From me this morning:
China yesterday unveiled a $400 trillion yuan ($60 trillion) stimulus package that aims to put empty apartments on the moon. Dubbed a “maxi-me” of the stimulus package unveiled in 2008 to combat the initial hit from the global financial crisis, the program includes dead end infrastructure and ghost cities across the Sea of Tranquility. China has no plans to fill the cities with people.
The package is 100 times greater in size than the 2009 junket and is the equivalent of one year’s global GDP. It will be financed with the willing participation of the nation’s largest banks, which can see profits far out into empty space.
News of the venture helped lift regional stock markets yesterday.
This is good news for Australia’s mining sector, which has seen orders delayed and cancelled from its biggest market along with plummeting share values. It is estimated that moon construction could absorb as much as the top three metres of soil across Western Australia, lowering that state below the rest of the continent and easing the journey for eastern states unemployed as they roll to the Pilbara for work.
I could go on and why not? There is little to prevent it. Standards? Phewy! Truth? Bah! Some vague sense of professionalism? Nah!
That seems to be the attitude of both the Australian Financial Review (AFR) and The Australian who yesterday breathlessly reported a not that dissimilar $300 billion new stimulus package in China, even though no such “package” exists. It began with the AFR and was followed up by The Australian whose source for China news appears to be…the AFR.
Just why both papers did so I have no idea but it does seem to be revealing about where we are at, economically. Sell ’em dirt and slap the backs of those that do. Of course neither paper acknowledged that the source of the $300 billion dollars was a Credit Suisse report out 24 hours earlier, not “China”.
This morning both papers have back-tracked and rewritten their stories as a “possible” stimulus. The AFR went so far as to commission Huy McKay (Phat Dragon) to write a more sober assessment of where things stand.

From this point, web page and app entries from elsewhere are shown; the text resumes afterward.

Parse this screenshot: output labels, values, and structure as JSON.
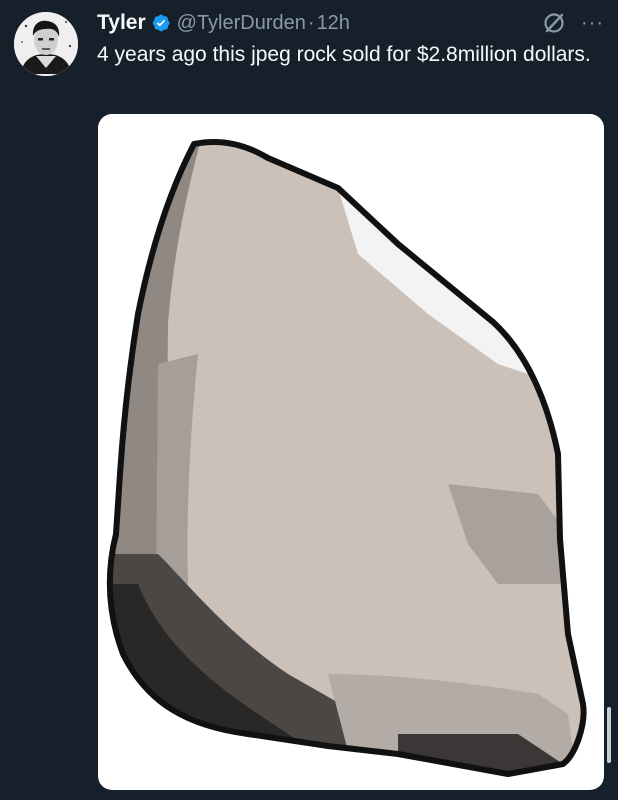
{
  "tweet": {
    "author": {
      "display_name": "Tyler",
      "handle": "@TylerDurden",
      "verified": true,
      "avatar_icon": "profile-avatar-portrait"
    },
    "separator": "·",
    "timestamp": "12h",
    "text": "4 years ago this jpeg rock sold for $2.8million dollars.",
    "actions": {
      "grok_icon": "grok-icon",
      "more_icon": "more-options-icon",
      "more_glyph": "···"
    },
    "media": {
      "type": "image",
      "subject": "rock"
    }
  },
  "colors": {
    "background": "#15202b",
    "text_primary": "#f7f9f9",
    "text_secondary": "#8b98a5",
    "verified_badge": "#1d9bf0"
  }
}
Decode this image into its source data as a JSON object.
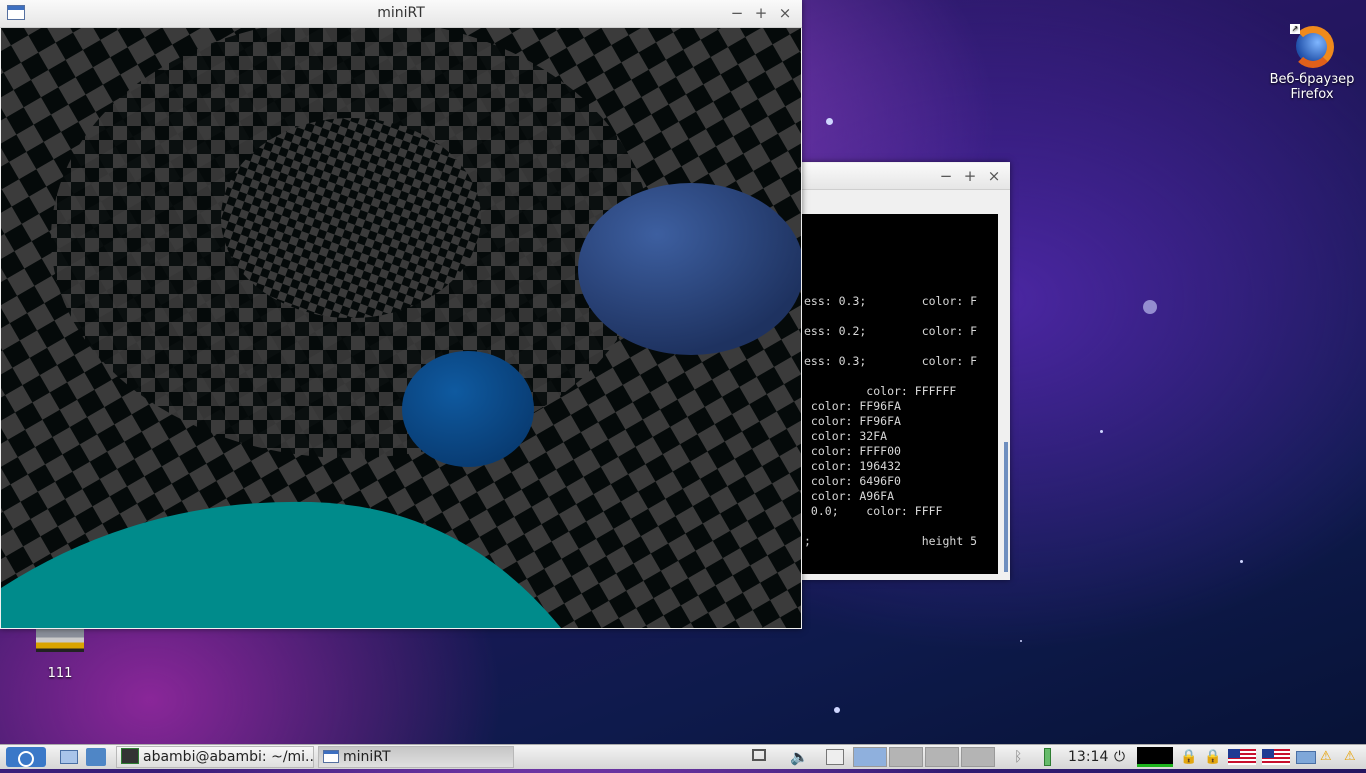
{
  "desktop": {
    "icons": [
      {
        "label": "Веб-браузер Firefox",
        "line1": "Веб-браузер",
        "line2": "Firefox"
      },
      {
        "label": "111"
      }
    ]
  },
  "minirt_window": {
    "title": "miniRT",
    "buttons": {
      "minimize": "−",
      "maximize": "+",
      "close": "×"
    }
  },
  "terminal_window": {
    "buttons": {
      "minimize": "−",
      "maximize": "+",
      "close": "×"
    },
    "lines": [
      "ess: 0.3;        color: F",
      "ess: 0.2;        color: F",
      "ess: 0.3;        color: F",
      "         color: FFFFFF",
      " color: FF96FA",
      " color: FF96FA",
      " color: 32FA",
      " color: FFFF00",
      " color: 196432",
      " color: 6496F0",
      " color: A96FA",
      " 0.0;    color: FFFF",
      "",
      ";                height 5"
    ]
  },
  "taskbar": {
    "tasks": [
      {
        "label": "abambi@abambi: ~/mi..."
      },
      {
        "label": "miniRT"
      }
    ],
    "clock": "13:14",
    "volume_icon": "speaker-icon",
    "power_icon": "power-icon"
  },
  "scene": {
    "floor_colors": [
      "#3b3b3b",
      "#050a0a"
    ],
    "spheres": [
      {
        "color": "#2f4c86",
        "name": "large-blue-sphere"
      },
      {
        "color": "#0d4a8a",
        "name": "small-blue-sphere"
      },
      {
        "color": "#008b8b",
        "name": "teal-sphere"
      }
    ]
  }
}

If you really wanted to know what was going on, you could have read all of it here yesterday. The editors at both papers clearly did, belatedly.